Problem description:
Going through the data below, please show each line containing the string "legend".

Website and app data records
☆ ☆ ☆ ☆ ☆
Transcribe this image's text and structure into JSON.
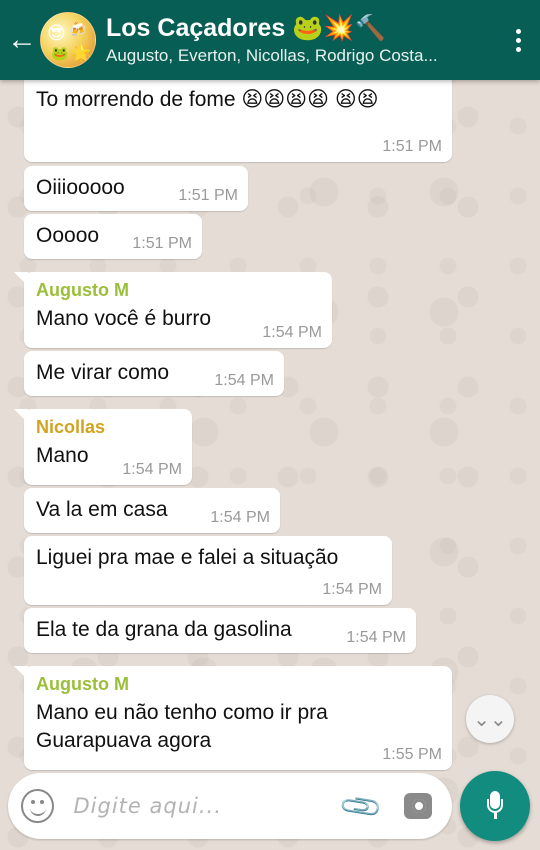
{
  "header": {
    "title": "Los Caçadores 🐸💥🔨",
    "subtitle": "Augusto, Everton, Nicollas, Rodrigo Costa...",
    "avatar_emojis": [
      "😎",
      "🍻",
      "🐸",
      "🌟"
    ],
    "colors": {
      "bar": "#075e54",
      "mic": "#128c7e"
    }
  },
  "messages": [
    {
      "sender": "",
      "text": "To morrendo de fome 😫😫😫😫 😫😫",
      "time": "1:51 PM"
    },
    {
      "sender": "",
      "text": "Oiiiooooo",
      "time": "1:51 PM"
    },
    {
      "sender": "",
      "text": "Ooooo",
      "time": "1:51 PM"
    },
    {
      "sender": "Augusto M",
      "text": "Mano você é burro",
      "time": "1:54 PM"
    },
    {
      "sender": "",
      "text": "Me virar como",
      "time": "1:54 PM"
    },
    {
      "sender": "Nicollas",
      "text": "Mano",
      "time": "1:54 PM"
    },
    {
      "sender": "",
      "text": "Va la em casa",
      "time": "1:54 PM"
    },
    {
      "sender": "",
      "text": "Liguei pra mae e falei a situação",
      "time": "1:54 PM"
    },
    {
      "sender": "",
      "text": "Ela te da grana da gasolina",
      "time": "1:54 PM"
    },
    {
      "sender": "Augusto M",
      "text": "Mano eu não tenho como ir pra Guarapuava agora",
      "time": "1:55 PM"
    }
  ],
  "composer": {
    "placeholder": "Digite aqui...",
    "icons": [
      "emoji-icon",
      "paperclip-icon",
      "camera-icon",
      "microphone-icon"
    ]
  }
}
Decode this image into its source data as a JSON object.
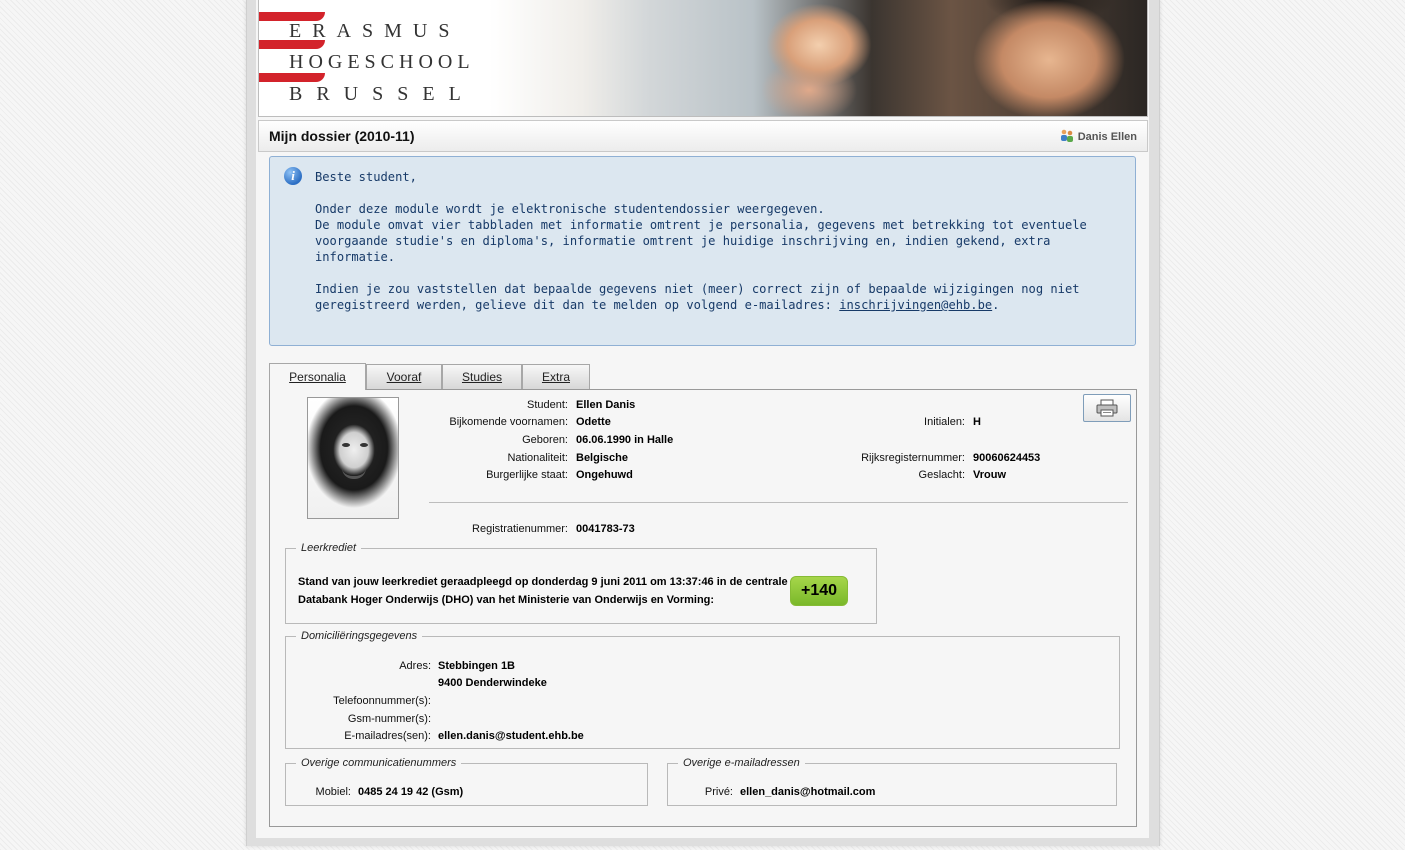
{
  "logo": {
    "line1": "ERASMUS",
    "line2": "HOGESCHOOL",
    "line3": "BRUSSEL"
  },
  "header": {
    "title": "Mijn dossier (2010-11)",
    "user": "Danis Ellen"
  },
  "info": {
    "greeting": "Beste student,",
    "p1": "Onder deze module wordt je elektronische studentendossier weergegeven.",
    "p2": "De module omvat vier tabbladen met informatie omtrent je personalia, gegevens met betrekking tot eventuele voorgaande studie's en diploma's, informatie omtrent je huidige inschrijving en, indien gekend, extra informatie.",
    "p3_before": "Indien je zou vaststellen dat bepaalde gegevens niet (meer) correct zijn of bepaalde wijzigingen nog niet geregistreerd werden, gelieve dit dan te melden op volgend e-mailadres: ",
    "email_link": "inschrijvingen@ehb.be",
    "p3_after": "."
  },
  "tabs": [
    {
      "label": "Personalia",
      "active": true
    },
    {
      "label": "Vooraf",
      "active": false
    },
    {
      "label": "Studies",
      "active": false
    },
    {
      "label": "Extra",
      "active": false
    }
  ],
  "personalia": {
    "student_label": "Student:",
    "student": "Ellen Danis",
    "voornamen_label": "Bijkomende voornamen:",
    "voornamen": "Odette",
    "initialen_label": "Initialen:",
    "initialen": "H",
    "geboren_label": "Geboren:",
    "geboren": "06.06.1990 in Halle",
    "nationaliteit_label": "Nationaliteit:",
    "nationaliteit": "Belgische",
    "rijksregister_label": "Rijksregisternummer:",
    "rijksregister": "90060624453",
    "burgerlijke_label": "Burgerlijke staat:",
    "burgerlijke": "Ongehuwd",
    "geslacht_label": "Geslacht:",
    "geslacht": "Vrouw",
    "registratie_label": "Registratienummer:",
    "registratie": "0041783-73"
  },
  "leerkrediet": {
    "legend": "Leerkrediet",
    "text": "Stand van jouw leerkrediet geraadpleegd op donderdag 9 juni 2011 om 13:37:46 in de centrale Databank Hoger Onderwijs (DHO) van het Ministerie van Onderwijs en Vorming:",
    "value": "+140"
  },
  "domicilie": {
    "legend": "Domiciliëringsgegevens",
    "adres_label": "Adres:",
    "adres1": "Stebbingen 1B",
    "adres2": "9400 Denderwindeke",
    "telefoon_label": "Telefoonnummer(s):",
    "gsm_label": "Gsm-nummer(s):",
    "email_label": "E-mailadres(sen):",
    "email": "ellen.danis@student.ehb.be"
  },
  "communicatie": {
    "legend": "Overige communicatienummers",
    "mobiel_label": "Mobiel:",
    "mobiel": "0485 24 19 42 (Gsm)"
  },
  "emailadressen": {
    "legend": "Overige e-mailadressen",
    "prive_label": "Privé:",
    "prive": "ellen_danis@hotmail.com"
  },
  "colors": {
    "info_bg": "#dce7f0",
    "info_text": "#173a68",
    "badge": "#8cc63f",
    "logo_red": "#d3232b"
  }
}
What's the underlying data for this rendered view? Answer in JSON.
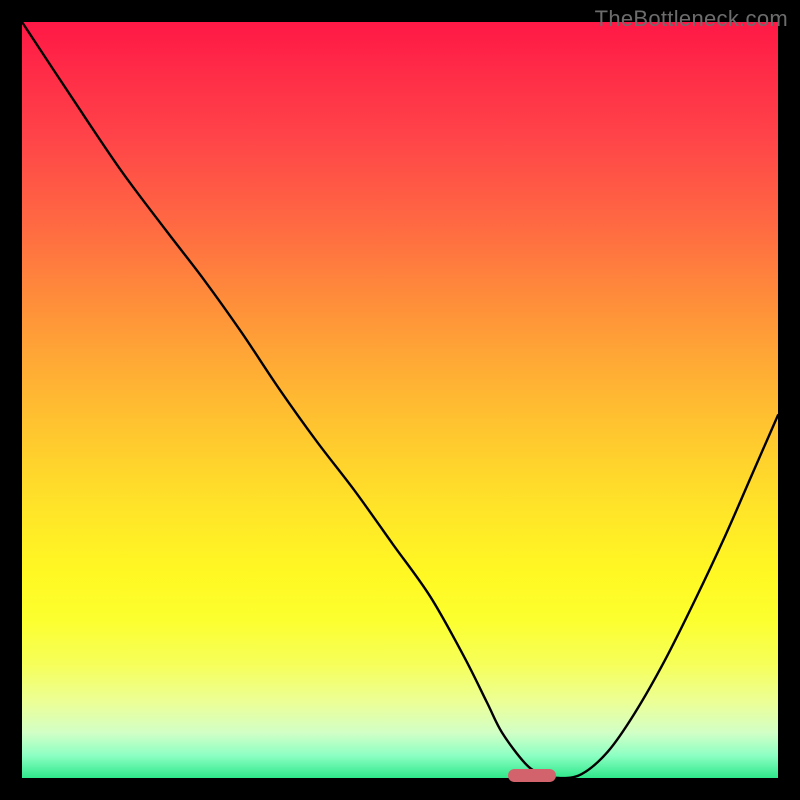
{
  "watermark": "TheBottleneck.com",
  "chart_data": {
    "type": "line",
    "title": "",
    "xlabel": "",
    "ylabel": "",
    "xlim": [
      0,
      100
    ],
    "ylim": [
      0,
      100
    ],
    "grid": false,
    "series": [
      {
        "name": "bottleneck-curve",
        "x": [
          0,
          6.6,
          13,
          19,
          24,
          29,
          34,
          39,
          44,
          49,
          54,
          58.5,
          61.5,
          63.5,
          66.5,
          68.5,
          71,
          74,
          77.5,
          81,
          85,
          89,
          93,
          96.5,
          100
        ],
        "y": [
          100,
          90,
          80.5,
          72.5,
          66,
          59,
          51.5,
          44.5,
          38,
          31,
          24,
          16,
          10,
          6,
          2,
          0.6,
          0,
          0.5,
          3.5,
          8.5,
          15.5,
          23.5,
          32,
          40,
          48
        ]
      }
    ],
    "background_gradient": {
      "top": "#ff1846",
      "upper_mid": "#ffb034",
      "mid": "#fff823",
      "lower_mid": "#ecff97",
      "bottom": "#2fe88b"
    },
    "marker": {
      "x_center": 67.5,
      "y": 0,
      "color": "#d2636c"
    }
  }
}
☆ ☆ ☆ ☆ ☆
Finished exercise:
    "legend": "Leerkrediet",
    "legend": "Domiciliëringsgegevens",
    "legend": "Overige communicatienummers",
    "legend": "Overige e-mailadressen",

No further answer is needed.